● **Data listing**

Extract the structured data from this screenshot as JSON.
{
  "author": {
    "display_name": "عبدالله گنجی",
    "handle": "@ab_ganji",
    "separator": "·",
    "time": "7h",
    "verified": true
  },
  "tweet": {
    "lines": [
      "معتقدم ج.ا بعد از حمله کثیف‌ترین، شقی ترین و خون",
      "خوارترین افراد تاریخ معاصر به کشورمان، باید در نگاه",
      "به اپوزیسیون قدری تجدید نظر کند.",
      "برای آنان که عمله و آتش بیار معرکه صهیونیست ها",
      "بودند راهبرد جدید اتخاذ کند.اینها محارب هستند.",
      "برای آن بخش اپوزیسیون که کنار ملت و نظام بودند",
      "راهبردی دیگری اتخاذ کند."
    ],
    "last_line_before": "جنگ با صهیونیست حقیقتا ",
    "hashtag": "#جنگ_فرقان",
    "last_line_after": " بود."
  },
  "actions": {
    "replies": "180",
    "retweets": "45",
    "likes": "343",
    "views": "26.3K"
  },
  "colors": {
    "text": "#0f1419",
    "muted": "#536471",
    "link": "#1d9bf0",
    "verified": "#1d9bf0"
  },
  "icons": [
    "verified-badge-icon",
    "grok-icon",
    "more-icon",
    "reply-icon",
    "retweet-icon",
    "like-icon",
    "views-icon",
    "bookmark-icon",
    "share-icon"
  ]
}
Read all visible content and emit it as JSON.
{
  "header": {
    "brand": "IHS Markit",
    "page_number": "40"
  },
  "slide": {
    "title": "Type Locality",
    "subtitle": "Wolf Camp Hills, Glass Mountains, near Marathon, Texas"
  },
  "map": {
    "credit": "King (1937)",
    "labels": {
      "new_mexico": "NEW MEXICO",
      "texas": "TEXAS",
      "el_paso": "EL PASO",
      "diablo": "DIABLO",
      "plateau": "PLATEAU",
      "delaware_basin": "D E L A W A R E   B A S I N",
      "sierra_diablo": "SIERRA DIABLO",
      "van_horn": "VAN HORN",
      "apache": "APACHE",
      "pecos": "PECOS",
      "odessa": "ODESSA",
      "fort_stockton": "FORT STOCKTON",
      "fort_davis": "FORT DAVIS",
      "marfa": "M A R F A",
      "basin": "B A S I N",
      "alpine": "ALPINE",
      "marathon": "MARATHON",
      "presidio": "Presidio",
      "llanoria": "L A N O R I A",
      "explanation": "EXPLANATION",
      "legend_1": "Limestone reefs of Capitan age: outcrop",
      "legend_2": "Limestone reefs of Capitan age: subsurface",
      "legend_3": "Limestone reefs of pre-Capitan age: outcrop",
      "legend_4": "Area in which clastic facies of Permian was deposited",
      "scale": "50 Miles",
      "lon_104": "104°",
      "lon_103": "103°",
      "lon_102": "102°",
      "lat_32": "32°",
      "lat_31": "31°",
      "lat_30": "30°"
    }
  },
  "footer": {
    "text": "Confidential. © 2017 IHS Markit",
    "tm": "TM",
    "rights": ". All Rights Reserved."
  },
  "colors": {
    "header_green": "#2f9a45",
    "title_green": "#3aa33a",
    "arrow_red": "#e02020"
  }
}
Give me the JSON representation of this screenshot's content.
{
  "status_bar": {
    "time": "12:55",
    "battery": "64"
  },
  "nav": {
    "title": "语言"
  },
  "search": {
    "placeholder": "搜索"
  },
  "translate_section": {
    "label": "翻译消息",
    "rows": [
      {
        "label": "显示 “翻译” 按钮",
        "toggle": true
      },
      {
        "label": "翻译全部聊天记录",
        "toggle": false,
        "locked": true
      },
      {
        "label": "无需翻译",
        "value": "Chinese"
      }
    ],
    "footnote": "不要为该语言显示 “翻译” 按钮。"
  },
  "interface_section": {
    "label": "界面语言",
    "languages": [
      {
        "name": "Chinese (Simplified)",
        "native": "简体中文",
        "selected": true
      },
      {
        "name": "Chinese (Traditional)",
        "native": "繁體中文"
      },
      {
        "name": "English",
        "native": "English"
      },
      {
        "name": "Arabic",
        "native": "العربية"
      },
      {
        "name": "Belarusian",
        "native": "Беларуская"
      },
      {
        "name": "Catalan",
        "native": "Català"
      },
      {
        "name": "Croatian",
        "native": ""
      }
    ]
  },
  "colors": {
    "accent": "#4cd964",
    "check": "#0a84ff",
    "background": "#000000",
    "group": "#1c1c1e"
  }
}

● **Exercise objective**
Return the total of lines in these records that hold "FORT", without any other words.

● **Solution for this task**
2